Task directions =
Each entry below must be repeated word for word.

── Listed entries ──

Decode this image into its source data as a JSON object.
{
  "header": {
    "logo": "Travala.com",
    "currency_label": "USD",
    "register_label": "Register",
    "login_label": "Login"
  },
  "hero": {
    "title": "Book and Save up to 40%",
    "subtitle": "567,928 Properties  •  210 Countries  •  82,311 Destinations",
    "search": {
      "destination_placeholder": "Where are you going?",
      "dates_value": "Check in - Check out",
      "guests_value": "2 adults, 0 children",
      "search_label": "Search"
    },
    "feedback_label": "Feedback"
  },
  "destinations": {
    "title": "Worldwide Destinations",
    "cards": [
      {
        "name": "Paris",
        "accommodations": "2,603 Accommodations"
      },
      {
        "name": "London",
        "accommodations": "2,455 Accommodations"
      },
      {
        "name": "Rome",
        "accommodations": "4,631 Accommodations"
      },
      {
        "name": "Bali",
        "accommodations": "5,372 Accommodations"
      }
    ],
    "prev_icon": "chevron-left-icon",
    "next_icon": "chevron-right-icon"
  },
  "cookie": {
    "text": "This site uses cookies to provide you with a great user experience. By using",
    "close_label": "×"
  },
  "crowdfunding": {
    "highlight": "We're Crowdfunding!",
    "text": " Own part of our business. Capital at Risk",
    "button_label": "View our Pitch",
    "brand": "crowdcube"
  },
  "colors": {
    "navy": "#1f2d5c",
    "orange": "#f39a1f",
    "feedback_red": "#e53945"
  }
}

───

Exercise answer =
Decode this image into its source data as a JSON object.
{
  "header": {
    "logo": "Travala.com",
    "currency_label": "USD",
    "register_label": "Register",
    "login_label": "Login"
  },
  "hero": {
    "title": "Book and Save up to 40%",
    "subtitle": "567,928 Properties  •  210 Countries  •  82,311 Destinations",
    "search": {
      "destination_placeholder": "Where are you going?",
      "dates_value": "Check in - Check out",
      "guests_value": "2 adults, 0 children",
      "search_label": "Search"
    },
    "feedback_label": "Feedback"
  },
  "destinations": {
    "title": "Worldwide Destinations",
    "cards": [
      {
        "name": "Paris",
        "accommodations": "2,603 Accommodations"
      },
      {
        "name": "London",
        "accommodations": "2,455 Accommodations"
      },
      {
        "name": "Rome",
        "accommodations": "4,631 Accommodations"
      },
      {
        "name": "Bali",
        "accommodations": "5,372 Accommodations"
      }
    ],
    "prev_icon": "chevron-left-icon",
    "next_icon": "chevron-right-icon"
  },
  "cookie": {
    "text": "This site uses cookies to provide you with a great user experience. By using",
    "close_label": "×"
  },
  "crowdfunding": {
    "highlight": "We're Crowdfunding!",
    "text": " Own part of our business. Capital at Risk",
    "button_label": "View our Pitch",
    "brand": "crowdcube"
  },
  "colors": {
    "navy": "#1f2d5c",
    "orange": "#f39a1f",
    "feedback_red": "#e53945"
  }
}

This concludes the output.